For this reason, CSIRO has established an Indigenous Science and Engagement program, and we are in the process of appointing our first ever Indigenous Science Director. We’ve also committed to increasing the employment of Aboriginal and Torres Strait Islander peoples across the organisation, as part of our Reconciliation Action Plan.
By including more Aboriginal and Torres Strait Islander voices in shaping our research, we can create more Indigenous-driven science that supports Indigenous peoples, culture, and Country, and drives reconciliation though inclusion.
To return to where I started now, I didn’t become an astronaut, but I did go on to have a wonderfully rich career in physics and space, even if I was the only woman in the room for many of those years.

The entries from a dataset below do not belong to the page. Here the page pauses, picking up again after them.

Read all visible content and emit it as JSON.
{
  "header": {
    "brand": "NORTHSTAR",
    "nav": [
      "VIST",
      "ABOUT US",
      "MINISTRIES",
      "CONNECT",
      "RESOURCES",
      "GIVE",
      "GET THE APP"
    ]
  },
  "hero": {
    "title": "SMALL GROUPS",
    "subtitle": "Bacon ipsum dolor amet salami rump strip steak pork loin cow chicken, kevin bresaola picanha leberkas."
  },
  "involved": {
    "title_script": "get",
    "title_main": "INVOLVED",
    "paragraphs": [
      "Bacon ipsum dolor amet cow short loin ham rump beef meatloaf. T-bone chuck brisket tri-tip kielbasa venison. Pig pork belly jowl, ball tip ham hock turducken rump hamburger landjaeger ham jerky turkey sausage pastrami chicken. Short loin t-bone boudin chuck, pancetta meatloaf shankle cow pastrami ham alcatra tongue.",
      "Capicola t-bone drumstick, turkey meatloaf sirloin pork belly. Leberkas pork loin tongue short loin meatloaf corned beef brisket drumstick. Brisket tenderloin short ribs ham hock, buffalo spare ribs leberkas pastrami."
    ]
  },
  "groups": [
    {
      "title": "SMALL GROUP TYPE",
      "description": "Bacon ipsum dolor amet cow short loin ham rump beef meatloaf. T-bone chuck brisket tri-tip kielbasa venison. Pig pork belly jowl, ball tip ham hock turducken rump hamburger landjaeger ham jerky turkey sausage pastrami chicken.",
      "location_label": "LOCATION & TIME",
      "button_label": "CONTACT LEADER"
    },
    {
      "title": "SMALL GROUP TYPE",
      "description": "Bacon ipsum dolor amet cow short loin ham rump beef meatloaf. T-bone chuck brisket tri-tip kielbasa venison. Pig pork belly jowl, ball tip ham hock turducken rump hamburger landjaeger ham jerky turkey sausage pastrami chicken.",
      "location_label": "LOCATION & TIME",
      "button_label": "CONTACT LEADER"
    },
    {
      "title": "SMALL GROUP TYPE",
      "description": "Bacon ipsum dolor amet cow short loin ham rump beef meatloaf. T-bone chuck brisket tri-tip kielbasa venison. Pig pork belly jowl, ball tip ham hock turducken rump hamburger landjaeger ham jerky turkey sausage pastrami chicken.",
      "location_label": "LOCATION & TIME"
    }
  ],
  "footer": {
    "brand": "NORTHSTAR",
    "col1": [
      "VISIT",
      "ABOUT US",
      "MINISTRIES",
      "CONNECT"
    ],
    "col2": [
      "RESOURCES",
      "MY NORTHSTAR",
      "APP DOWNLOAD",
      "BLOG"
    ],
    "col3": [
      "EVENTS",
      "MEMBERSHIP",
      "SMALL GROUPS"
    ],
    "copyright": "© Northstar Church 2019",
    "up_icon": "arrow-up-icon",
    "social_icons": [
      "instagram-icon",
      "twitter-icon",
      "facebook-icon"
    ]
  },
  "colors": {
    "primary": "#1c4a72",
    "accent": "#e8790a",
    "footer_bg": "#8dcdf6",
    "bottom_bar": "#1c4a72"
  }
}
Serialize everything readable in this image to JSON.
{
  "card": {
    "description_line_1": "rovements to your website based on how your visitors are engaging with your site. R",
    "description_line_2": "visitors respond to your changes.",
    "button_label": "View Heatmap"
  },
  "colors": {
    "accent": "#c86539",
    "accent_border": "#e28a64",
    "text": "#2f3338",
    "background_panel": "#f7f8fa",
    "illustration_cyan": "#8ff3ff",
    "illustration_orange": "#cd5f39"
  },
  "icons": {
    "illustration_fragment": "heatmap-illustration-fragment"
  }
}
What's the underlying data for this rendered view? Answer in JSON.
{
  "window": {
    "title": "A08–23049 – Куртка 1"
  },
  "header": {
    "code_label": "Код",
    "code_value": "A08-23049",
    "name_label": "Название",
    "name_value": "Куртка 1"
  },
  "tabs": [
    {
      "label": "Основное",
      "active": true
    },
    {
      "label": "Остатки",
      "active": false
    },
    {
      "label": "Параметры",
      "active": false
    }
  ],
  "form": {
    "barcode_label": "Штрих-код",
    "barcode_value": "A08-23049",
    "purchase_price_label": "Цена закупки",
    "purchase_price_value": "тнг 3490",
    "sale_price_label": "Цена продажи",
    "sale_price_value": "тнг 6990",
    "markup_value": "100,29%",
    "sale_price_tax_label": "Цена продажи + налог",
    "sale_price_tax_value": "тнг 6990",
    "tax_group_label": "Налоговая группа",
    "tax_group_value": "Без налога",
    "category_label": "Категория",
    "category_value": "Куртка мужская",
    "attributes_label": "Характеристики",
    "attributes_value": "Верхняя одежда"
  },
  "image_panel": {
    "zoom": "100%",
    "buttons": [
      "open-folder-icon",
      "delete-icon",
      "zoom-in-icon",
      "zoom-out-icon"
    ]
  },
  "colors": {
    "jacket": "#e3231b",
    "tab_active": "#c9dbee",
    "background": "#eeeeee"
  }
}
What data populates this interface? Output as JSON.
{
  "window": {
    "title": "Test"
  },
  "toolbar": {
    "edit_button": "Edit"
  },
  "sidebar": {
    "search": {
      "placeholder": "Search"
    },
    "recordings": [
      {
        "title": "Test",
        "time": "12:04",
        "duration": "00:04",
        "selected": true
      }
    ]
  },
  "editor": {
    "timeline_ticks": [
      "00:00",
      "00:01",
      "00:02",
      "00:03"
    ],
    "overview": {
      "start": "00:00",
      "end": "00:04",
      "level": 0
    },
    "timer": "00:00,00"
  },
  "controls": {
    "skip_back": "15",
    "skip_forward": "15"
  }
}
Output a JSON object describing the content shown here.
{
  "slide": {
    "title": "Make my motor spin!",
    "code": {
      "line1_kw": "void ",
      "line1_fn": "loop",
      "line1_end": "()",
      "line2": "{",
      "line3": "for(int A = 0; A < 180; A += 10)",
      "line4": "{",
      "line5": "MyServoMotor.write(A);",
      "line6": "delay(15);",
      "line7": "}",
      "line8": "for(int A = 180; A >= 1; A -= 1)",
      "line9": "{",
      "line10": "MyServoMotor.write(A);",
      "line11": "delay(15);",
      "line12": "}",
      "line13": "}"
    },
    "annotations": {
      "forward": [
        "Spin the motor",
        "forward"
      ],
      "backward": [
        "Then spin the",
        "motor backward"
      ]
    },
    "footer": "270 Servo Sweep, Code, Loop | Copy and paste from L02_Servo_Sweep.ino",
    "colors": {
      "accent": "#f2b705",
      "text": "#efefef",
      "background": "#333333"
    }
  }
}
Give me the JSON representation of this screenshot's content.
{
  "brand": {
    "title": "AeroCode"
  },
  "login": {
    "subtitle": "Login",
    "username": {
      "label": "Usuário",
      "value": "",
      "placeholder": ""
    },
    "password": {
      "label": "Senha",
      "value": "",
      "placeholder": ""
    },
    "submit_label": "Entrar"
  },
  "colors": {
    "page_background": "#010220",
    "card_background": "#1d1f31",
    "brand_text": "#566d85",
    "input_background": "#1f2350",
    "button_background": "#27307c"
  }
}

What I’ve learned is that we need to create space for diversity and difference in STEM, and that creating that space sometimes requires purposeful and considered intervention.
It requires powerful role models and leadership by example, and the creation of an open, accepting, and respectful environment where a wide variety of views can be heard.
When we do this, it’s our differences that spark the best questions, and create the best solutions.
Dr Sarah Pearce FTSE
Deputy Director, Space and Astronomy, CSIRO
Dr Sarah Pearce is an astronomer and space technologist who is helping deepen humanity’s understanding of the universe.
The cross-disciplinary trailblazer leads CSIRO’s new space program and has contributed her expertise to computing for the Large Hadron Collider.
Dr Pearce has a leading role in Australia in the creation of the Square Kilometre Array – the world’s largest radio telescope – and was our science representative on the four-part team who negotiated this historic international collaboration.
She has played a vital role in establishing the Australian Space Agency and is a passionate advocate for the Australian space industry.
Strongly committed to diversity, Dr Pearce is a committed campaigner for women in STEM.